But House leaders’ current efforts to confront the decline of nature in America face obstacles in the Senate and in the White House. The Trump administration has threatened to veto the Protecting America’s Wilderness Act, which recently passed the House. Meanwhile, Sen. Cory Gardner (R-CO) has not been willing to endorse the Colorado Outdoor Recreation and Economy Act—introduced in the Senate and House by fellow Coloradoans Sen. Michael Bennet (D) and Rep. Joe Neguse (D), respectively—which would establish new wilderness and recreation areas in the state. Likewise, Sen. Martha McSally (R-AZ) has been unwilling to support legislation to protect public lands around the Grand Canyon from uranium mining. This legislation, the Grand Canyon Centennial Protection Act, has been introduced in the Senate and the House by Sen. Kyrsten Sinema (D-AZ) and Chairman Grijalva, respectively.

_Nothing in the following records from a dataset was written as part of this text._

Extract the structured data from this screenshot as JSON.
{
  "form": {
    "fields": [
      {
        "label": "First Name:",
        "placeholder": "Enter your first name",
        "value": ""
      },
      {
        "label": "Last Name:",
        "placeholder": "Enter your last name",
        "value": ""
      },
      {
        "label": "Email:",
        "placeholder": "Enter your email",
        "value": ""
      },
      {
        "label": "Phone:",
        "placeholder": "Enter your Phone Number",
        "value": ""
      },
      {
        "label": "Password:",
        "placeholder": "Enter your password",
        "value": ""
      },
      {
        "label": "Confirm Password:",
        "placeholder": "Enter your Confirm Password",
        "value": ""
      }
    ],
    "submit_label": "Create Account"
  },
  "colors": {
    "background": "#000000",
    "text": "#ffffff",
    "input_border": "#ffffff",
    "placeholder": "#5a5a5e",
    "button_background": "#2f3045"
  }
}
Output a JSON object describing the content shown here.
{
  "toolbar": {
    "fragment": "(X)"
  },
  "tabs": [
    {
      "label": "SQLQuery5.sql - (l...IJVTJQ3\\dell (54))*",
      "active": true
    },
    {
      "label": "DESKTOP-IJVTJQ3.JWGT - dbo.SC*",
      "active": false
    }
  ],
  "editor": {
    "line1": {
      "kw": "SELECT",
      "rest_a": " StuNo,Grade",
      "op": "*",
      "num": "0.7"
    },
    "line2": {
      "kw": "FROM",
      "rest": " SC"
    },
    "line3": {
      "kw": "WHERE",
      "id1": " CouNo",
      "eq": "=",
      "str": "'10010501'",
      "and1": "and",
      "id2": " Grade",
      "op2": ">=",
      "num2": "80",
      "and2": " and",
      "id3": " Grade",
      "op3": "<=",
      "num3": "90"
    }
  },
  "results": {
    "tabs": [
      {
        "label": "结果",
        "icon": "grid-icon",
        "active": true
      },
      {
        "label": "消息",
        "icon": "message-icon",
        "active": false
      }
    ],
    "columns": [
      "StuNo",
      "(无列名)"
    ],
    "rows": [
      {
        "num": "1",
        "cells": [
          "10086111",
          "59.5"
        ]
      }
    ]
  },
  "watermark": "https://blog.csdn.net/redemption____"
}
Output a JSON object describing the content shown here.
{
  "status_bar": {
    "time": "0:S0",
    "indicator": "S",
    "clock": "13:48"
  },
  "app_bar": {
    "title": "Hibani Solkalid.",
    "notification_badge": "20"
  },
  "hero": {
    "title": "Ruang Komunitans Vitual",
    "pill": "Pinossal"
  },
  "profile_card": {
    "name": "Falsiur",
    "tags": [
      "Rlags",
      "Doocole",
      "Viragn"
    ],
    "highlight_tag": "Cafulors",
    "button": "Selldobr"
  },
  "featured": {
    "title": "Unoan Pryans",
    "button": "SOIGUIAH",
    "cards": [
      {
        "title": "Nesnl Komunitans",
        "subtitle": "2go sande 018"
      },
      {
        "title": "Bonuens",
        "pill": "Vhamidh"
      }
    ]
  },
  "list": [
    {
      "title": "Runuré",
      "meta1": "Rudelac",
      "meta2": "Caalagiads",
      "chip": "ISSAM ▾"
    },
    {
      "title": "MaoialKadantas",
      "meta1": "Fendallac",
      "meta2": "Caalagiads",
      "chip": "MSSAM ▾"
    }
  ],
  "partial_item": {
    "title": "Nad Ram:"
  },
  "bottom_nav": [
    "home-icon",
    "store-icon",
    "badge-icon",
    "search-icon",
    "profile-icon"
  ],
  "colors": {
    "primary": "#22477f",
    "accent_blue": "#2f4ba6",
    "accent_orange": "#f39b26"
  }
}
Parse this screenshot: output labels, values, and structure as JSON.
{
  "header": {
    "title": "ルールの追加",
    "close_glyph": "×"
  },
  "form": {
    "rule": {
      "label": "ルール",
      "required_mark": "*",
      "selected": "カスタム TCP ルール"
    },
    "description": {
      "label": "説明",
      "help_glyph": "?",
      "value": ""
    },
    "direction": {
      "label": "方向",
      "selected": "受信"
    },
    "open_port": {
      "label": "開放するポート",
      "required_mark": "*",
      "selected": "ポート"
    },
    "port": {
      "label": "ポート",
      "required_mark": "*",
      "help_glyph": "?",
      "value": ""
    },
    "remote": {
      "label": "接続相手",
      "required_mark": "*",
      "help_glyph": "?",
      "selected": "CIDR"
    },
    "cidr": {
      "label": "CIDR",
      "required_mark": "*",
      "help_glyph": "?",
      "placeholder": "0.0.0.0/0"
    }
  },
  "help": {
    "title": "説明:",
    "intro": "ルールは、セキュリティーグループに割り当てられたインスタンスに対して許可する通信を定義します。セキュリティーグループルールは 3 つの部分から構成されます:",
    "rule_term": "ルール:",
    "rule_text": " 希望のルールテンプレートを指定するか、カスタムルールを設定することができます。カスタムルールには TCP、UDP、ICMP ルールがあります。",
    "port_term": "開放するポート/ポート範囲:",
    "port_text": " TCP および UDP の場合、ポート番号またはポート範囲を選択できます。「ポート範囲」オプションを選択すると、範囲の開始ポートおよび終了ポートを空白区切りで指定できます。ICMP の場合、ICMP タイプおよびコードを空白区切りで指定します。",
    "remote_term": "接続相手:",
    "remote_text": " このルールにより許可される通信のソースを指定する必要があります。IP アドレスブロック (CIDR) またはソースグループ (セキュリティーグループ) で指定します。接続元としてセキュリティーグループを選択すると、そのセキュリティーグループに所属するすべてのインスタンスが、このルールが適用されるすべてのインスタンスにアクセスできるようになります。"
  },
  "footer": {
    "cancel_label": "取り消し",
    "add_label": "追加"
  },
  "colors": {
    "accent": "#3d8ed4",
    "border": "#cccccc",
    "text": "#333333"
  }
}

Establishing bold goals for nature conservation
Still, there is unmistakable and growing momentum—in Washington, D.C., and in communities across the country—for a more ambitious approach to nature conservation.
Sen. Tom Udall (D-NM), Sen. Bennet, and Rep. Deb Haaland (D-NM) have introduced resolutions in the Senate and the House that would establish a national goal of conserving 30 percent of U.S. lands and oceans by 2030. More than 140 conservation, sportsmen, outdoor recreation, scientific, and environmental organizations have voiced their support for these resolutions.
States are also working to establish bold goals for nature conservation. Virginia and Hawaii have established targets for land and ocean conservation, respectively. And Republican and Democratic lawmakers in South Carolina are jointly supporting bills that would establish a 30×30 goal for their state.
Congress should continue to embrace its important role as a powerful engine for conservation by passing popular, bipartisan bills to establish wilderness areas, national parks, monuments, wildlife refuges, and other strongly protected areas. It should also do more to help farmers, ranchers, and other private landowners conserve their lands.
With the example that leaders in the U.S. House are setting, congressional members from every state should feel encouraged and energized to bring forward bills that protect and restore lands, waters, and wildlife for the benefit of all communities in the nation.
Jenny Rowland-Shea is a senior policy analyst for Public Lands at the Center for American Progress. Matt Lee-Ashley is a senior fellow at the Center.
The authors would like to thank Zainab Mirza, Meghan Miller, and Chester Hawkins for their contributions to this column.